Problem requirements: Collect every line below that contains the word "used".

Supplied records:
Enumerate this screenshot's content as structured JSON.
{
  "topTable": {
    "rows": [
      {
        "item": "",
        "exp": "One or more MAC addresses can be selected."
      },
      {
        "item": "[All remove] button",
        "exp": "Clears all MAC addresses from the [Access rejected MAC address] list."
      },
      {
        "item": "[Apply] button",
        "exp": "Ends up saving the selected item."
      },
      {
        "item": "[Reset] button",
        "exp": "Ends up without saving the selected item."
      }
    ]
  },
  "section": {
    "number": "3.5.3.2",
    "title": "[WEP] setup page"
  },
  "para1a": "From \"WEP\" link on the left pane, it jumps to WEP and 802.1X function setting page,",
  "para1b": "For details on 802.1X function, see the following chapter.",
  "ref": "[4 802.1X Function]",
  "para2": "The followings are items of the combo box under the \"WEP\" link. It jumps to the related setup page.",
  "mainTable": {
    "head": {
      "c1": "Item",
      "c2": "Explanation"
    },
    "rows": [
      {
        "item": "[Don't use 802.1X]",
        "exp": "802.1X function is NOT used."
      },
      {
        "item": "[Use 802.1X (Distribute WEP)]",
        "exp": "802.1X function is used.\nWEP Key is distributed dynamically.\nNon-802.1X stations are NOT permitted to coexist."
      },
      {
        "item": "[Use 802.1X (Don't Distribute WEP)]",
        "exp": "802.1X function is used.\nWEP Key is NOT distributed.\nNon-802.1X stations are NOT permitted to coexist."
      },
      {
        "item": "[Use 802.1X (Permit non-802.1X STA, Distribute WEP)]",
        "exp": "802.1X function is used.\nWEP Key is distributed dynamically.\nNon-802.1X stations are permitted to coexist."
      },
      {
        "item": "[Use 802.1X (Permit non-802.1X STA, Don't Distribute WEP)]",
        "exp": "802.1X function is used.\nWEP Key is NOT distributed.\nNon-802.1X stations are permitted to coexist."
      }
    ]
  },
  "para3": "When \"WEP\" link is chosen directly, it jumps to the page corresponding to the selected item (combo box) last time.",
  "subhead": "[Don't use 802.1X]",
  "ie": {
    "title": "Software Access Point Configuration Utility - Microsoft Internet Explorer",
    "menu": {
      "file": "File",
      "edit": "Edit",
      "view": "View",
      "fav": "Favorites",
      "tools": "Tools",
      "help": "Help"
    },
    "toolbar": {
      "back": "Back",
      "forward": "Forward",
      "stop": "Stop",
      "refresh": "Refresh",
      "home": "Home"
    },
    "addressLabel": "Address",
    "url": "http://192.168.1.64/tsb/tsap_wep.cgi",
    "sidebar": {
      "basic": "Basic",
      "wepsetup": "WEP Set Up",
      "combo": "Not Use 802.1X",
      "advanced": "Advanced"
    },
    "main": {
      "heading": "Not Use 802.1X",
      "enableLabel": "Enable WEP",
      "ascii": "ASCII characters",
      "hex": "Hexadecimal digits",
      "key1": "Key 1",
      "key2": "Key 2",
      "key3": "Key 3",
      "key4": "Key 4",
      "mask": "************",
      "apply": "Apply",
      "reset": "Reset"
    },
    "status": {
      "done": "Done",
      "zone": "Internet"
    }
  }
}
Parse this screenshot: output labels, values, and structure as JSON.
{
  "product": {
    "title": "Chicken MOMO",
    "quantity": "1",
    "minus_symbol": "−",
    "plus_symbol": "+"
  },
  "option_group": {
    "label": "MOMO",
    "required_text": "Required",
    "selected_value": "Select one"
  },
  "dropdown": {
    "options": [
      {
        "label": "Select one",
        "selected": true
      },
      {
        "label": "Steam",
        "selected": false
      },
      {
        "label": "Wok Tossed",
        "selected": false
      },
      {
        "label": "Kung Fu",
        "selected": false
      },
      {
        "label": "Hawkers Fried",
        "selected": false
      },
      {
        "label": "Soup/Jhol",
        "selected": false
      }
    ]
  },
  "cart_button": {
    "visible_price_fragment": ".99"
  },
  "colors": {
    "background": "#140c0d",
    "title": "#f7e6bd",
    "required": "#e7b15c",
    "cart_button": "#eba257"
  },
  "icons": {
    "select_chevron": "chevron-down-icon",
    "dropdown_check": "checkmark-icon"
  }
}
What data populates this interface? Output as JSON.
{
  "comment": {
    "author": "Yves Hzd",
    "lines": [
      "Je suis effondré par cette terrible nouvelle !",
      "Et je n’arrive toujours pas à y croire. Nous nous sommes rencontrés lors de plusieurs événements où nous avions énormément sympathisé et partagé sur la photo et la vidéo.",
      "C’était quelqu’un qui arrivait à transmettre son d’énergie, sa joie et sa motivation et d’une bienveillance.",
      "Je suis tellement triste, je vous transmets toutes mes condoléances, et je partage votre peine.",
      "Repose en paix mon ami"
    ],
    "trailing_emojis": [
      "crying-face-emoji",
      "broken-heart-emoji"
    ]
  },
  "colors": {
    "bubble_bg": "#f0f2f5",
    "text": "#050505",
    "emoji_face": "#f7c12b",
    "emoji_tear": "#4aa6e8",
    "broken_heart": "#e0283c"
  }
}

Response box:
        "exp": "802.1X function is NOT used."
        "exp": "802.1X function is used.\nWEP Key is distributed dynamically.\nNon-802.1X stations are NOT permitted to coexist."
        "exp": "802.1X function is used.\nWEP Key is NOT distributed.\nNon-802.1X stations are NOT permitted to coexist."
        "exp": "802.1X function is used.\nWEP Key is distributed dynamically.\nNon-802.1X stations are permitted to coexist."
        "exp": "802.1X function is used.\nWEP Key is NOT distributed.\nNon-802.1X stations are permitted to coexist."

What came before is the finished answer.